Let’s first look at the history of personal saving rate in the US:

Then here is a graph of consumption as percentage of GDP over the years:

Finally, listen to this intelligent discussion on the New Shrift in America from On Points.

These Zombie Banks

“They are dead but they just don’t know it”. In the real situation, it should be: they are dead but they just don’t admit it.

Bear Market Rally: then and now

I am not indicating at all we are going to have another Great Depression, mainly because today’s policy makers learned the past mistakes, especially Fed’s monetary/credit policy is much more expansionary (also innovative) than in Great Depression. Bernanke’s famous comments were “we won’t do it again”. But one and half years into recession, banking sector is still in a huge mess. I am very worried.

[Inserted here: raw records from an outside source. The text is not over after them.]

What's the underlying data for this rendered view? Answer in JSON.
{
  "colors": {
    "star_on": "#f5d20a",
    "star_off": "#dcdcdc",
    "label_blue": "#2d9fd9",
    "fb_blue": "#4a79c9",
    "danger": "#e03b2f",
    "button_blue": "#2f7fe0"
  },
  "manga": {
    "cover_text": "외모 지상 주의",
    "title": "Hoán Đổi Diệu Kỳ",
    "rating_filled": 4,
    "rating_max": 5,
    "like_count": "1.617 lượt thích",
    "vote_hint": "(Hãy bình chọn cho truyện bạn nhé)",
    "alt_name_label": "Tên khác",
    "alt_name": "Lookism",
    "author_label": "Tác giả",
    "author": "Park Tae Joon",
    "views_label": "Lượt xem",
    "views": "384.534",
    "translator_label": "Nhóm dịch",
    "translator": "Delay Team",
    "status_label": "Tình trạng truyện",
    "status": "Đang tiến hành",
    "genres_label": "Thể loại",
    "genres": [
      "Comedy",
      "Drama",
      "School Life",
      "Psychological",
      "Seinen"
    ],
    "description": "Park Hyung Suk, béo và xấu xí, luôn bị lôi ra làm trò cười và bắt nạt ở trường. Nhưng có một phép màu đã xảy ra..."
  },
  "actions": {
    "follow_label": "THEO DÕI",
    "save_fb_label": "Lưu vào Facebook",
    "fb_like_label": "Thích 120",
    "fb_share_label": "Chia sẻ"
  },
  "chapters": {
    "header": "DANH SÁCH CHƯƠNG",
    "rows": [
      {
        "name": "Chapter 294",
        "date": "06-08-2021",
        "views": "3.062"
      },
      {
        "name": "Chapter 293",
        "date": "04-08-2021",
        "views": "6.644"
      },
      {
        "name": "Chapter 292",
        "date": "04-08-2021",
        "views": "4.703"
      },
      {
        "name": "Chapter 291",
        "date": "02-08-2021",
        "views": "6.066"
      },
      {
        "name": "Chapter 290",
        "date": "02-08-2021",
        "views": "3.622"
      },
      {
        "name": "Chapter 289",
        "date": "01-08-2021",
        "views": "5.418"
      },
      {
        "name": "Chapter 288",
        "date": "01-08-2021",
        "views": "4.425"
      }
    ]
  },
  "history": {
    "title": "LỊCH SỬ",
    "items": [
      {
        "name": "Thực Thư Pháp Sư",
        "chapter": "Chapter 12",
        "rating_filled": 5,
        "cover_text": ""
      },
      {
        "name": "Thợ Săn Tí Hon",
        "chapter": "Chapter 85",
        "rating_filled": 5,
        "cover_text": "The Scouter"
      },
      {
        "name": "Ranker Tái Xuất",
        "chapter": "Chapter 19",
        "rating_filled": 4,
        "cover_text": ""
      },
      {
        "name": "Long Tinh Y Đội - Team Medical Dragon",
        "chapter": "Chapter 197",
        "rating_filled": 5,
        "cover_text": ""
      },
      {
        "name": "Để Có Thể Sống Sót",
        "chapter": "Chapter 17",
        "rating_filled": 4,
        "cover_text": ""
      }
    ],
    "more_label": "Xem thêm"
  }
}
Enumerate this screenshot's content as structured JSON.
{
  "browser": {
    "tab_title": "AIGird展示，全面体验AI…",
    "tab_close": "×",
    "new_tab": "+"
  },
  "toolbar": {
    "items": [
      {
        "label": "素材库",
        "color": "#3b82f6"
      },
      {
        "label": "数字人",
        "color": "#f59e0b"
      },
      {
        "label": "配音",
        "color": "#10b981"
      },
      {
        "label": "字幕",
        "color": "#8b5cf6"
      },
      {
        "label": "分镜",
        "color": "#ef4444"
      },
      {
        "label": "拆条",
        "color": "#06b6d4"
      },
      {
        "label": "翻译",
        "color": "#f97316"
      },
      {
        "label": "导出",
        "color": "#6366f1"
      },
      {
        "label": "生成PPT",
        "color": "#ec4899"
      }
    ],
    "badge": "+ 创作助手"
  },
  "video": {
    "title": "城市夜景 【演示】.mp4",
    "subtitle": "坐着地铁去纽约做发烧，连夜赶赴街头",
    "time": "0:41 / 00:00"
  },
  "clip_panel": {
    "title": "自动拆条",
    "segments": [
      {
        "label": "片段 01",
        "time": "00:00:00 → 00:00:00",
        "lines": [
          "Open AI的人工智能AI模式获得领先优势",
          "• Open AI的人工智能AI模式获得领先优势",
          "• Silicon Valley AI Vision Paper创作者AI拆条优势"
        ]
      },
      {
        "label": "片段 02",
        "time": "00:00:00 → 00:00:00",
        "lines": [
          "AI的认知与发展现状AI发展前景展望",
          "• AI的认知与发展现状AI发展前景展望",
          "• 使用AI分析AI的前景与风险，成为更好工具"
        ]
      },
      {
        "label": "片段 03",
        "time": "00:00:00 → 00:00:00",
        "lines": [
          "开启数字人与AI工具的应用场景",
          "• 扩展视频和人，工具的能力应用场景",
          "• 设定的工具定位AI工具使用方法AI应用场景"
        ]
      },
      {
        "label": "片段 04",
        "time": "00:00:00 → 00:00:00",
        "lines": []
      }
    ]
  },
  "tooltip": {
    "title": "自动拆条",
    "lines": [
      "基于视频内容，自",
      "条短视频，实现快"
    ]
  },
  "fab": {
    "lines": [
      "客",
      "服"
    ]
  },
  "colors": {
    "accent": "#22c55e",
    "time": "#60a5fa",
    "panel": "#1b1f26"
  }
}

The graphs below compare bear market rallies, then (1929-1933) and now (2007- ).

Great Deleveraging:



Great Depression:

great depression rallies

(click to enlarge)

Charlie Rose with Joe Stiglitz and Bill Ackman

Stiglitz is 2001 Nobel prize winner of Economics; Ackman is the hedge fund manager who rocked the wall street with his book on shortselling.

GM outlines restructuring plan

Government’s bankruptcy threat seems quite effective. GM ditched Pontiac brand, keeping Chevy, Cadillac, Buick and GMC. GM will also close 42% of its dealership stores. The plan also includes a debt-to-equity exchange program and bond holders will not be happy about the huge haircut. GM may eventually go to bankruptcy court.